Nick Carr has a new piece that examines why Google is such a slippery
concept, er, company. Here’s an excerpt from his excerpt:
Because the sales of complementary products rise in tandem, a company has a strong strategic interest in reducing the cost and expanding the availability of the complements to its core product. It’s not too much of an exaggeration to say that a company would like all complements to be given away. If hot dogs became freebies, mustard sales would skyrocket. It’s this natural drive to reduce the cost of complements that, more than anything else, explains Google’s strategy. Nearly everything the company does, including building big data centers, buying optical fiber, promoting free Wi-Fi access, fighting copyright restrictions, supporting open source software, and giving away Web services and data, is aimed at reducing the cost and expanding the scope of Internet use.
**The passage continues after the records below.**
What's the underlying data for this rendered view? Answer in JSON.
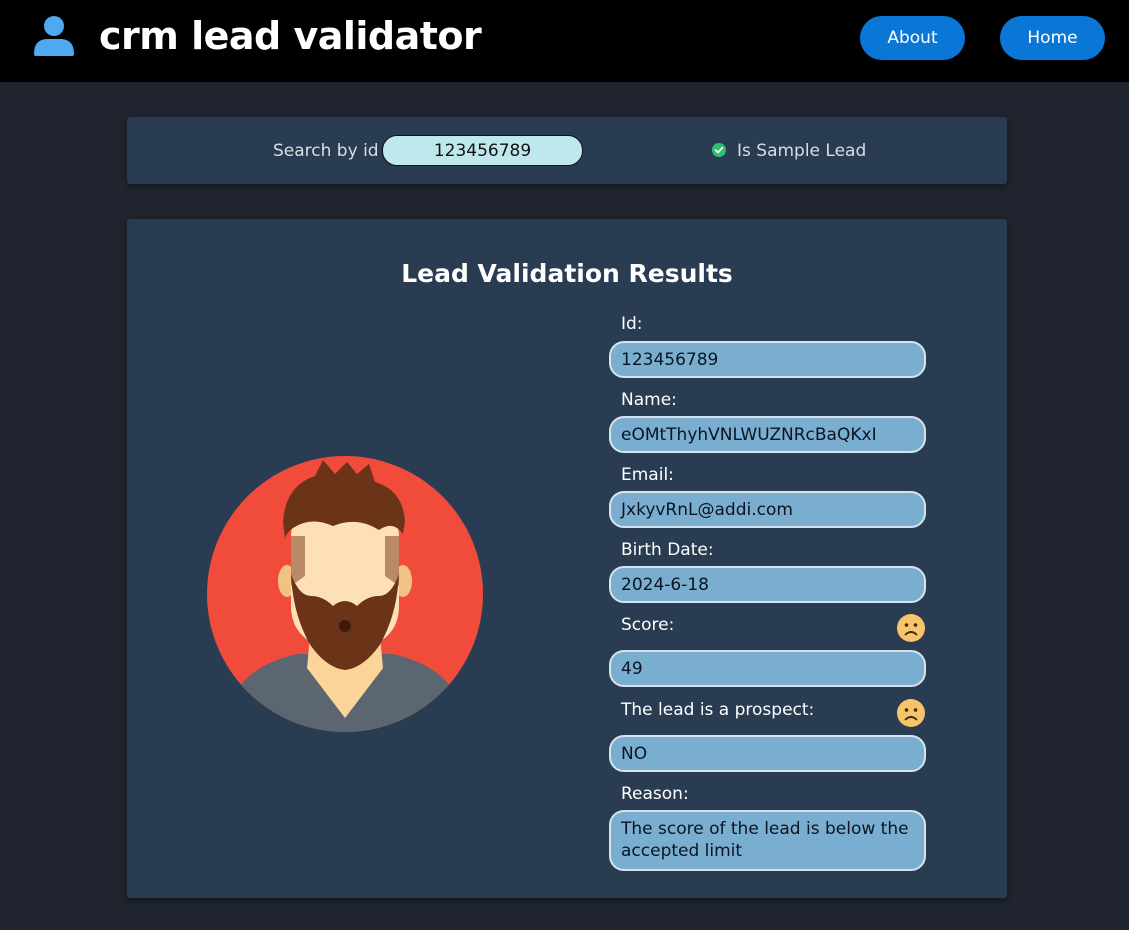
{
  "header": {
    "title": "crm lead validator",
    "about_label": "About",
    "home_label": "Home"
  },
  "search": {
    "label": "Search by id",
    "value": "123456789",
    "sample_label": "Is Sample Lead",
    "sample_checked": true
  },
  "results": {
    "title": "Lead Validation Results",
    "fields": [
      {
        "label": "Id:",
        "value": "123456789"
      },
      {
        "label": "Name:",
        "value": "eOMtThyhVNLWUZNRcBaQKxI"
      },
      {
        "label": "Email:",
        "value": "JxkyvRnL@addi.com"
      },
      {
        "label": "Birth Date:",
        "value": "2024-6-18"
      },
      {
        "label": "Score:",
        "value": "49",
        "icon": "sad-face-icon"
      },
      {
        "label": "The lead is a prospect:",
        "value": "NO",
        "icon": "sad-face-icon"
      },
      {
        "label": "Reason:",
        "value": "The score of the lead is below the accepted limit"
      }
    ]
  },
  "colors": {
    "header_bg": "#000000",
    "page_bg": "#1f242e",
    "panel_bg": "#293c52",
    "accent_button": "#0a76d6",
    "field_bg": "#7aaed0",
    "search_bg": "#bfe8ec",
    "check": "#2fbf71",
    "avatar_bg": "#f14b3c"
  }
}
To borrow a well-worn phrase, Google wants information to be free – and that is why Google strikes fear into so many different kinds of companies.
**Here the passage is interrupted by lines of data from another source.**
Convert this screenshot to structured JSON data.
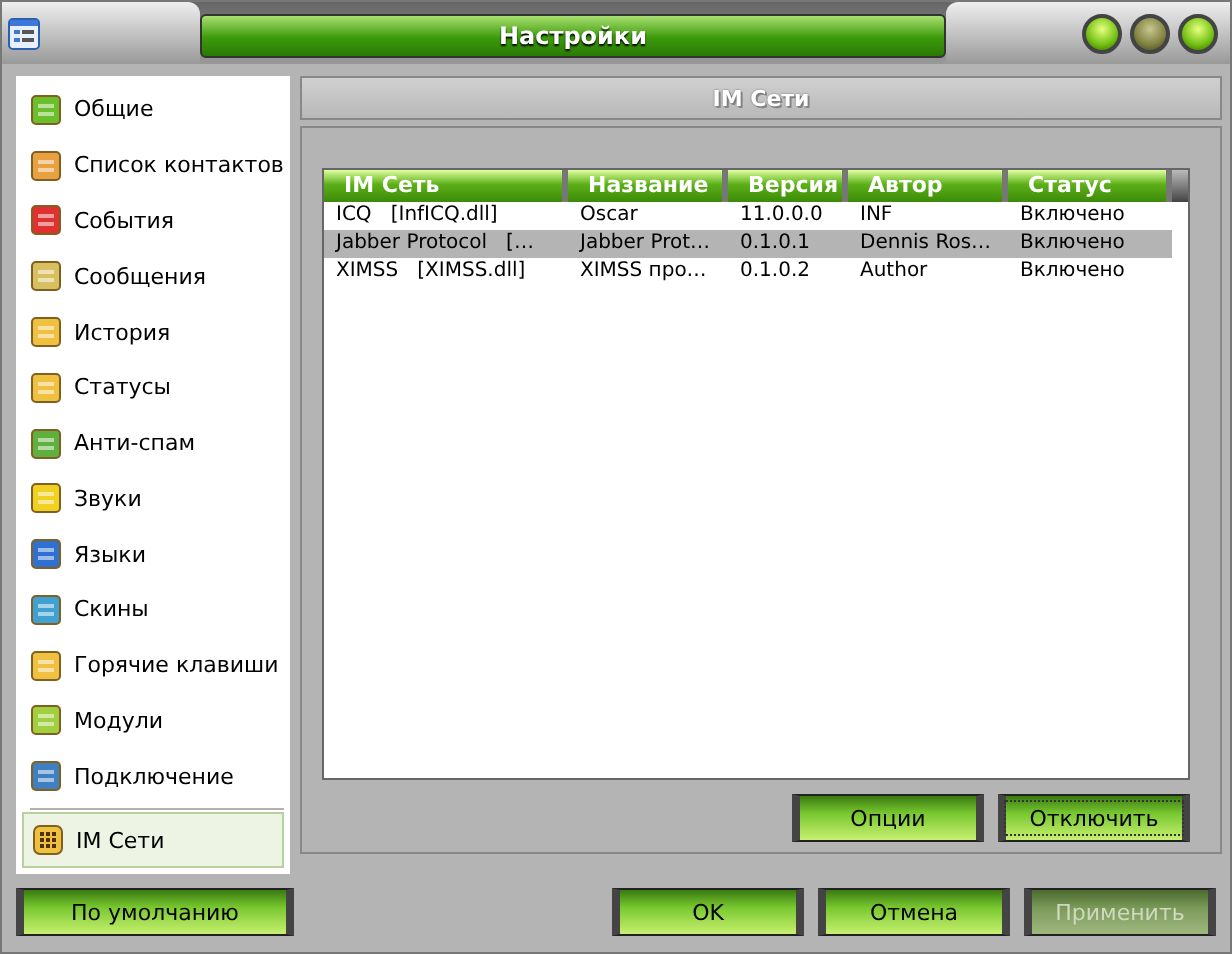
{
  "window": {
    "title": "Настройки"
  },
  "sidebar": {
    "items": [
      {
        "label": "Общие",
        "selected": false
      },
      {
        "label": "Список контактов",
        "selected": false
      },
      {
        "label": "События",
        "selected": false
      },
      {
        "label": "Сообщения",
        "selected": false
      },
      {
        "label": "История",
        "selected": false
      },
      {
        "label": "Статусы",
        "selected": false
      },
      {
        "label": "Анти-спам",
        "selected": false
      },
      {
        "label": "Звуки",
        "selected": false
      },
      {
        "label": "Языки",
        "selected": false
      },
      {
        "label": "Скины",
        "selected": false
      },
      {
        "label": "Горячие клавиши",
        "selected": false
      },
      {
        "label": "Модули",
        "selected": false
      },
      {
        "label": "Подключение",
        "selected": false
      }
    ],
    "bottom_item": {
      "label": "IM Сети",
      "selected": true
    }
  },
  "panel": {
    "title": "IM Сети"
  },
  "table": {
    "columns": [
      "IM Сеть",
      "Название",
      "Версия",
      "Автор",
      "Статус"
    ],
    "rows": [
      {
        "cells": [
          "ICQ   [InfICQ.dll]",
          "Oscar",
          "11.0.0.0",
          "INF",
          "Включено"
        ],
        "selected": false
      },
      {
        "cells": [
          "Jabber Protocol   […",
          "Jabber Prot…",
          "0.1.0.1",
          "Dennis Ros…",
          "Включено"
        ],
        "selected": true
      },
      {
        "cells": [
          "XIMSS   [XIMSS.dll]",
          "XIMSS про…",
          "0.1.0.2",
          "Author",
          "Включено"
        ],
        "selected": false
      }
    ]
  },
  "panel_buttons": [
    {
      "label": "Опции",
      "focused": false,
      "disabled": false
    },
    {
      "label": "Отключить",
      "focused": true,
      "disabled": false
    }
  ],
  "footer": {
    "left_button": {
      "label": "По умолчанию",
      "focused": false,
      "disabled": false
    },
    "buttons": [
      {
        "label": "OK",
        "focused": false,
        "disabled": false
      },
      {
        "label": "Отмена",
        "focused": false,
        "disabled": false
      },
      {
        "label": "Применить",
        "focused": false,
        "disabled": true
      }
    ]
  }
}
I thought of that argument this morning when I read this Times piece about Google’s plans for renewable energy. As Siva argues, are we seeing the Googlization of Everything?